Critics of grading have offered arguments (some compelling, and others not so compelling) to discredit the system of grading that we have grown accustomed to. While some have advocated for a complete overhaul of the grading system, others have been less daring in their recommendations, and have only recommended we do away with letter grades. Common to all, however, is the sentiment that grading is fraught with problems that need addressing.
A major problem of grading is what I call the “subjectivity of the grader”. Elbow (1993) referred to this as the unreliability of graders, highlighting it as one of the problems facing the traditional grading system. From a personal standpoint, I can attest to this. For example, last semester, I taught a leadership course titled, “The Dynamics of Leadership,” which required me to grade my students’ assignments and project. Over the course of the semester, my students were asked to write an essay about a current event happening in the society that had to do with leadership dynamics. The assignment follows a “what?” “so what?” and “now what?” format. The grading rubric looks like this:
10 points for the “what?”
10 points for “so what?”
10 points for “now what?”
10 points for “connection to course concepts” and
10 points for what we call “overall impression.”
While grading each criterion had some element of subjectivity, I would say the last criterion – overall impression – was the most subjective. ‘What is overall impression?’ I thought to myself. How do I have a metric for the overall impression that is consistent across the board? This is not due to a lack of metrics – in fact, there were metrics like grammar, writing style etc. that I was supposed to look for in their essay. However, this was quite difficult to implement – Sometimes, I would spend several minutes on an essay trying to decide what score is appropriate.
While I agree that this traditional grading system is insufficient, I am yet to be convinced on the practicability of the alternatives. As an alternative, Elbow (1993) and Alfie Kohn suggested we use a system of testimonials or portfolios, where teachers write extensively on the proficiency of students. Then I began to wonder how that would look like for a high school graduate, how many pages of testimonials they would have accumulated throughout high school and how much of work it would be for college admission committee to review such documents. Moreover, can the teachers who write such testimonials be completely objective in their assessment of the student? What about the admission personnel reviewing it? Can we say with utmost certainty that they would be perfectly objective in their assessment of such testimonials?

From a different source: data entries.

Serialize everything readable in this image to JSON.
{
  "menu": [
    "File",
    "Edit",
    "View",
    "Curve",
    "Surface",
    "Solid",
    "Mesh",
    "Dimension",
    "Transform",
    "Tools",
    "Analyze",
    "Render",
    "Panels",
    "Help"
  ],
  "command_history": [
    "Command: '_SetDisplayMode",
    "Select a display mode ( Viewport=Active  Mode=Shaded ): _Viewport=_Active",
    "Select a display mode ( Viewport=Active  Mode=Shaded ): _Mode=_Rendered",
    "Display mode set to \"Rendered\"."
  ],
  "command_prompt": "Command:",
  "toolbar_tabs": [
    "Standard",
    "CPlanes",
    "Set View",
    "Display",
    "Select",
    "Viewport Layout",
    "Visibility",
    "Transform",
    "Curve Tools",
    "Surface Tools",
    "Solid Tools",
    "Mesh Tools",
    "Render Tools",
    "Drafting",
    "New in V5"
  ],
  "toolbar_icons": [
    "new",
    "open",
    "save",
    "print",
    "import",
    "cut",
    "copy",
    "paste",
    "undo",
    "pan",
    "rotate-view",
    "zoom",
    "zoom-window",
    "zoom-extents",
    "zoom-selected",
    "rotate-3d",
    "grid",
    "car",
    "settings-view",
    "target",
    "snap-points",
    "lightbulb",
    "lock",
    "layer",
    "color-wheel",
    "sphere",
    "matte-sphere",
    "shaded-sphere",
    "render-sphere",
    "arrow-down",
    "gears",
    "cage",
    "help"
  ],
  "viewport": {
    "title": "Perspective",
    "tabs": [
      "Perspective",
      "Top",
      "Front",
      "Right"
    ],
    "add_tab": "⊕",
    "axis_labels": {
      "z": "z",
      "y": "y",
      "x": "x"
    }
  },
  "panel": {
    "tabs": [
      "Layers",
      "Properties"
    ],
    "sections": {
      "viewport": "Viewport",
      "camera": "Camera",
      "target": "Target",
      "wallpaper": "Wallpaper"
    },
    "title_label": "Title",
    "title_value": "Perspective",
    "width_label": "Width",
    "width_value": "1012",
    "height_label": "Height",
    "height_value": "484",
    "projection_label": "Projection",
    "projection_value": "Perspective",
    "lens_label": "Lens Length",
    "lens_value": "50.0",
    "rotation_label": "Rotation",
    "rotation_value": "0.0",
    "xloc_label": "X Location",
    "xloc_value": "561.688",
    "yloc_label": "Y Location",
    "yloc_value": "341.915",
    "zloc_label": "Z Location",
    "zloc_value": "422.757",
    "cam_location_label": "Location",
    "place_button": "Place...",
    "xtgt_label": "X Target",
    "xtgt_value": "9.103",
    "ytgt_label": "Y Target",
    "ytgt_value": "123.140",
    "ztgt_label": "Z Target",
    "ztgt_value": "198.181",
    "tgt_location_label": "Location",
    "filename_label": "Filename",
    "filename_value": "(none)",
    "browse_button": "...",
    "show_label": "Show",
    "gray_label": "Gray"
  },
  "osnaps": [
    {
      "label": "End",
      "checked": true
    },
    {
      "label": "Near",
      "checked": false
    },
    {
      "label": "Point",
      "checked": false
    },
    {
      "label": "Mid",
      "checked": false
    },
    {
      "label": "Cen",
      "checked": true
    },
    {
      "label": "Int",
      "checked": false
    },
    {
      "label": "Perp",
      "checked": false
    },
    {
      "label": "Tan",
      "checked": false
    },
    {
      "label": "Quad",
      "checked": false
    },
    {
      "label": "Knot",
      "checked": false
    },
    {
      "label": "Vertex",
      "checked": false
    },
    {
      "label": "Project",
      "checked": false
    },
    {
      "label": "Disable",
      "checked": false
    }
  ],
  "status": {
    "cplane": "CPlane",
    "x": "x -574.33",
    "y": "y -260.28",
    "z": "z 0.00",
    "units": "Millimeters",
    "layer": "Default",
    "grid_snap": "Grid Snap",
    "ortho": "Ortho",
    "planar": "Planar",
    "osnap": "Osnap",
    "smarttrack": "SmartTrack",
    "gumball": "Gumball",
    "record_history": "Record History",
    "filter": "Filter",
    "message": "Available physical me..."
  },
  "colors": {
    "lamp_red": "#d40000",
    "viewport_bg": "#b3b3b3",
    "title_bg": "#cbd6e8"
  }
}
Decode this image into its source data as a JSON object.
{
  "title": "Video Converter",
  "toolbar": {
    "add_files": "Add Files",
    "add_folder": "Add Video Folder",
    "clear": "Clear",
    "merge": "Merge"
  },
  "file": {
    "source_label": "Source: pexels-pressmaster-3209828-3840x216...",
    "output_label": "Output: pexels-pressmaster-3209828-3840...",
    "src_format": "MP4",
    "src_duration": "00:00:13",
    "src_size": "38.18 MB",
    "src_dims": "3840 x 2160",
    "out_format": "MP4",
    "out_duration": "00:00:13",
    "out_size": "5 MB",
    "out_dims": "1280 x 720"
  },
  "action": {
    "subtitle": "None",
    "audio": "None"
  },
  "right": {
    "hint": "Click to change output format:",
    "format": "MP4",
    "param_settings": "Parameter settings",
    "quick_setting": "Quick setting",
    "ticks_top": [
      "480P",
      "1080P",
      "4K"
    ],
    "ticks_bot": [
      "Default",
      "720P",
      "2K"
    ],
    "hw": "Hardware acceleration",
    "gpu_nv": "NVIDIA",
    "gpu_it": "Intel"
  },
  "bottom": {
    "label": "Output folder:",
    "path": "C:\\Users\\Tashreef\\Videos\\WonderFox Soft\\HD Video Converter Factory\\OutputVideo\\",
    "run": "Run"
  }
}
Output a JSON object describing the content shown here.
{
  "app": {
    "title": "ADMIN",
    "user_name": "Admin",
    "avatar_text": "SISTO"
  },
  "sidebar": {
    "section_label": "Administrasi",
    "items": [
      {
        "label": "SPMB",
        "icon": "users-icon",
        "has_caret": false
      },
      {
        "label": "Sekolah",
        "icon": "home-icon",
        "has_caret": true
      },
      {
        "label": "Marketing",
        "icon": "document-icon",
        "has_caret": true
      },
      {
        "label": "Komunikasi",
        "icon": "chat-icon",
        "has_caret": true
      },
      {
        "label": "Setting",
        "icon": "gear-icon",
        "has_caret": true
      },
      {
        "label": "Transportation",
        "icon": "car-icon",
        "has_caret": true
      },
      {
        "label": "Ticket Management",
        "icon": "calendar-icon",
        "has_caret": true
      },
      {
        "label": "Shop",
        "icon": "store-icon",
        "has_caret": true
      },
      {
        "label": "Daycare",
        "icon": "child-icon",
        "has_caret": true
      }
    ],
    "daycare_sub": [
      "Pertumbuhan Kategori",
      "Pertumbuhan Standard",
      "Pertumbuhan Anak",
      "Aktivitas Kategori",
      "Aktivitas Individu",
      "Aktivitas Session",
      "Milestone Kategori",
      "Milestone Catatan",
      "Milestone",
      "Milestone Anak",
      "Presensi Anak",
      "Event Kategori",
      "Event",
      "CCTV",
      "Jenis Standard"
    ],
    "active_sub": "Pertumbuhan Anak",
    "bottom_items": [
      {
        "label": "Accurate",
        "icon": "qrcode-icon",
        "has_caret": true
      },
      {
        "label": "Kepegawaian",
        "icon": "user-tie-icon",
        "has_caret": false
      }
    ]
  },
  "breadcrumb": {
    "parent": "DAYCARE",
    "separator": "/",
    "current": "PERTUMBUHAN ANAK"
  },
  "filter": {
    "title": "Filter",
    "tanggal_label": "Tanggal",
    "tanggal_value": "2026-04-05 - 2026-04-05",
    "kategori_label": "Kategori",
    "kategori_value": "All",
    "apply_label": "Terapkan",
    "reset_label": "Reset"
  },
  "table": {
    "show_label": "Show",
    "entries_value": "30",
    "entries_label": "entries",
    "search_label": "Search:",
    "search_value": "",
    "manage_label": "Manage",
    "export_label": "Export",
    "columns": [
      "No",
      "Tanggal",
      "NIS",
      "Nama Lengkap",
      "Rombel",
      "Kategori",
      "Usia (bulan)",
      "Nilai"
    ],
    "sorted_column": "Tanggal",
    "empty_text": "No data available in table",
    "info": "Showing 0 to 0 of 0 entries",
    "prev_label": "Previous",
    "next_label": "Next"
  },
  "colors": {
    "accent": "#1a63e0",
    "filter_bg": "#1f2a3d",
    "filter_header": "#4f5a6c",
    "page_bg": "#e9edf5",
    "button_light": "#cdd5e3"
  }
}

At the end of the day, I think this whole debate begs the question, “can we as humans completely eliminate subjectivity in our assessment?” If the answer to the question is yes, then great, I would like to learn about such systems of assessment. If the answer is No (which I suppose), then it adds a whole level of complexity to this already complex issue. If alternatives are still liable to subjectivity, then this may well be new wine in old bottles.